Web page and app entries

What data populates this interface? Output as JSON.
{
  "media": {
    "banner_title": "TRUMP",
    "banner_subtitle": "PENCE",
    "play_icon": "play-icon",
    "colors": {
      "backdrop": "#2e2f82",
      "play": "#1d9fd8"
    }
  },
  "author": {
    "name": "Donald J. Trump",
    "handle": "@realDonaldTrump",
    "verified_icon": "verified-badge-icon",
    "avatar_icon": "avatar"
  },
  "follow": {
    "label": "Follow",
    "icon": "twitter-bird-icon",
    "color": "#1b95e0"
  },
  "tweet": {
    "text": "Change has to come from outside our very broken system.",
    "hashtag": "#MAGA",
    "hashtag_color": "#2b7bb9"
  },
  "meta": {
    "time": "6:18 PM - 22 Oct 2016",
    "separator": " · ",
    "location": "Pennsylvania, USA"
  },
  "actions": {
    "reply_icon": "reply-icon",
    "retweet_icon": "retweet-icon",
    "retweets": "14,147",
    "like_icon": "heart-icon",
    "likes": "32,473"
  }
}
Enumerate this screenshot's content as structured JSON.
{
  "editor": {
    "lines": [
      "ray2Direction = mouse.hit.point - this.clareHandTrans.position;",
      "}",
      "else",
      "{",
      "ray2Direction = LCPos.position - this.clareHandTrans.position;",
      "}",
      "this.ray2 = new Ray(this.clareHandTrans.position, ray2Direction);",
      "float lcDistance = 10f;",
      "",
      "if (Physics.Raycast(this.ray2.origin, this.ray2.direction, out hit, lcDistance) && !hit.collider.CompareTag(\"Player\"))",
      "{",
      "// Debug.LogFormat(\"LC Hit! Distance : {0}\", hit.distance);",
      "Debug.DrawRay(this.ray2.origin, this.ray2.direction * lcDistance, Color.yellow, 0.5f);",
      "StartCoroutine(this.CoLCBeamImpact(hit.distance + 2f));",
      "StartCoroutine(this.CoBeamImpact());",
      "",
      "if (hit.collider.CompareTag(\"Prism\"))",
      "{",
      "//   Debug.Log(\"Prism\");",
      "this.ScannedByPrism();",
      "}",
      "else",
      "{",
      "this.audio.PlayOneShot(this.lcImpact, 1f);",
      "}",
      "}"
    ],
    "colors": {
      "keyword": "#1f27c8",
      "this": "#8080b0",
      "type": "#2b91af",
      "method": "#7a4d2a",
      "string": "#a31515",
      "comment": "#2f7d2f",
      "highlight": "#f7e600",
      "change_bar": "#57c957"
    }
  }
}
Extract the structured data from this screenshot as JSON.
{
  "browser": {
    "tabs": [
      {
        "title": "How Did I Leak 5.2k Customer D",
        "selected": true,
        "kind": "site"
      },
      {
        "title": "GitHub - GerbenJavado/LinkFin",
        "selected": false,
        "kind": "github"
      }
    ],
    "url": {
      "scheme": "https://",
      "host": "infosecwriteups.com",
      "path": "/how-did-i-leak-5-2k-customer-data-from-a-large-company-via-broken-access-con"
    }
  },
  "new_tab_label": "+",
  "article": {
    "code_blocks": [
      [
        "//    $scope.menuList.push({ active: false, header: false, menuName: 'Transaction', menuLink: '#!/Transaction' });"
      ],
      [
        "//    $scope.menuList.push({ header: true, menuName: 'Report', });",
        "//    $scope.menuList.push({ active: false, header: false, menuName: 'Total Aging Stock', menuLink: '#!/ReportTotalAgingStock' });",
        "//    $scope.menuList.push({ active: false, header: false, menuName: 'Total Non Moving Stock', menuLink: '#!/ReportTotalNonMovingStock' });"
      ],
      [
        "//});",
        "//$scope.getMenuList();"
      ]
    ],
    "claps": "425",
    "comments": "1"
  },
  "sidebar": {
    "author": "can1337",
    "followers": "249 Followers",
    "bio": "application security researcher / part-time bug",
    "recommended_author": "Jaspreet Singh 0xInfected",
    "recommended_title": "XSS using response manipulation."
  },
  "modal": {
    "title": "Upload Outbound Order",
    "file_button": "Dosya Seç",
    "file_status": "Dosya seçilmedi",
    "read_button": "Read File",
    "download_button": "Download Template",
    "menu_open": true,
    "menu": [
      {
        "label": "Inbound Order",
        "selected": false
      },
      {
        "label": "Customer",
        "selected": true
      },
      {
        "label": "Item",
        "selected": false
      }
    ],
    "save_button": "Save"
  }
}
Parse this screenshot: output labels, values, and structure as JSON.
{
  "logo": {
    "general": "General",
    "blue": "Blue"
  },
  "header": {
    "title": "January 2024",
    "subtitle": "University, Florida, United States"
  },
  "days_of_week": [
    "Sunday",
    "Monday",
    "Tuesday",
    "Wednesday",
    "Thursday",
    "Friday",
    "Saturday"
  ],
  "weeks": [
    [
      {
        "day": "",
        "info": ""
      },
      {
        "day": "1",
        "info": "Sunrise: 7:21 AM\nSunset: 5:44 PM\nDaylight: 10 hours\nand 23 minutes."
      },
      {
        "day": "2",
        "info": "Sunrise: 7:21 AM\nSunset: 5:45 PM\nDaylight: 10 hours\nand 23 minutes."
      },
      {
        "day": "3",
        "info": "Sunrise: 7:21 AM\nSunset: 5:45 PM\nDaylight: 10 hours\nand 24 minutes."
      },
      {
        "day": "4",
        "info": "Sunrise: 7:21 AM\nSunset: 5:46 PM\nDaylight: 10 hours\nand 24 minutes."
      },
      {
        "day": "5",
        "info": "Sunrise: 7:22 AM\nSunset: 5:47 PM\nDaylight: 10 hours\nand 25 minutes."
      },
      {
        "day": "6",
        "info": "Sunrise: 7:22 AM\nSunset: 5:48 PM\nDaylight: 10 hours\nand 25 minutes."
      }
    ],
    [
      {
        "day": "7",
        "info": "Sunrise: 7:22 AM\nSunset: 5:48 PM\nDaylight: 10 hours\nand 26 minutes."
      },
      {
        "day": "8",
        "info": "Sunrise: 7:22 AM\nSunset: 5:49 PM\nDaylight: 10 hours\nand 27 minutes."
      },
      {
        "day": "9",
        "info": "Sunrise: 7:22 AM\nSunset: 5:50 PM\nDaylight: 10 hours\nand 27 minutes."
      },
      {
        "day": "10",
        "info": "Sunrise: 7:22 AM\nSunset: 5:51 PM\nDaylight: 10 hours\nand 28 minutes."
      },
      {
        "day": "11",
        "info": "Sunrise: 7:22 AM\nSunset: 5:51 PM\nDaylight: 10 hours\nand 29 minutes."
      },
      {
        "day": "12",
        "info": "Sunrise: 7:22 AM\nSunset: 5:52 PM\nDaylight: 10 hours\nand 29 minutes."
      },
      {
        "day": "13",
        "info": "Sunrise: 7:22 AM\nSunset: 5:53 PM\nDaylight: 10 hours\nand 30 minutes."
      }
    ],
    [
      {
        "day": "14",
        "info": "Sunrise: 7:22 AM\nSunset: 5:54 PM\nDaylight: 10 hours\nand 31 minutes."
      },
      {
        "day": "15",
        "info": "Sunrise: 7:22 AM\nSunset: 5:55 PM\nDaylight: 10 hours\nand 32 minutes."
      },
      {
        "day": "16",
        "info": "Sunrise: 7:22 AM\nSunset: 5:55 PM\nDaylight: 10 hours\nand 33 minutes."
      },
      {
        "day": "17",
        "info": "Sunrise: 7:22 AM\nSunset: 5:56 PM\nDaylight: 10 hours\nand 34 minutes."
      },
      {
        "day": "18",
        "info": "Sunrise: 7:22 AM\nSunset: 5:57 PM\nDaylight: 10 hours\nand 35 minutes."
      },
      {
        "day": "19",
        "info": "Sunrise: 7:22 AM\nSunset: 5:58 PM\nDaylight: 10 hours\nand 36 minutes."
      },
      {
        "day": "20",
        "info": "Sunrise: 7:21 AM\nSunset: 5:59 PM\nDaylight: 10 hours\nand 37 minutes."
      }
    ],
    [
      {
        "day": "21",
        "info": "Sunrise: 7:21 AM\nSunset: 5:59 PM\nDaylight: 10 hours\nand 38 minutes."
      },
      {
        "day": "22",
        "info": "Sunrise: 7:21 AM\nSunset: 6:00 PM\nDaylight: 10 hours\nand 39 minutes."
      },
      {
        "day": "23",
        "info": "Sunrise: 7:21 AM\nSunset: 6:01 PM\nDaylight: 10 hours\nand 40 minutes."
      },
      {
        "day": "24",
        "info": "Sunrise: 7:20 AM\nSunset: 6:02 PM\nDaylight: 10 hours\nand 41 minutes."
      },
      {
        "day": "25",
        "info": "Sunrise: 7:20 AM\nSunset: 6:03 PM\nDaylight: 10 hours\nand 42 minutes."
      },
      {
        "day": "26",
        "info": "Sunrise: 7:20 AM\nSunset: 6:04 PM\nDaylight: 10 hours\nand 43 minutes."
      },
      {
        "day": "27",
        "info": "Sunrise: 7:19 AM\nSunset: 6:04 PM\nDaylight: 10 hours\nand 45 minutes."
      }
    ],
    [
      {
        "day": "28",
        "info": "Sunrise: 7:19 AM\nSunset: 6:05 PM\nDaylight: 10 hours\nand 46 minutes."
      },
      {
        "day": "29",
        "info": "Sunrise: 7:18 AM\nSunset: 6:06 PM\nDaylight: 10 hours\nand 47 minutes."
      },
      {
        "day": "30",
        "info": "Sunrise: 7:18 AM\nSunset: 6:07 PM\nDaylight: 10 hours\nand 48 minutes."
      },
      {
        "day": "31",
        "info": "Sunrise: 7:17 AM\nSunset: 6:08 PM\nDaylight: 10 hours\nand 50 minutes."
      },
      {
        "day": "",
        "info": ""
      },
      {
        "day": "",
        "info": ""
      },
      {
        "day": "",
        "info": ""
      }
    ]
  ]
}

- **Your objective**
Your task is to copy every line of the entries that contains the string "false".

- **Solution**
        "selected": false,
        "//    $scope.menuList.push({ active: false, header: false, menuName: 'Transaction', menuLink: '#!/Transaction' });"
        "//    $scope.menuList.push({ active: false, header: false, menuName: 'Total Aging Stock', menuLink: '#!/ReportTotalAgingStock' });",
        "//    $scope.menuList.push({ active: false, header: false, menuName: 'Total Non Moving Stock', menuLink: '#!/ReportTotalNonMovingStock' });"
        "selected": false
        "selected": false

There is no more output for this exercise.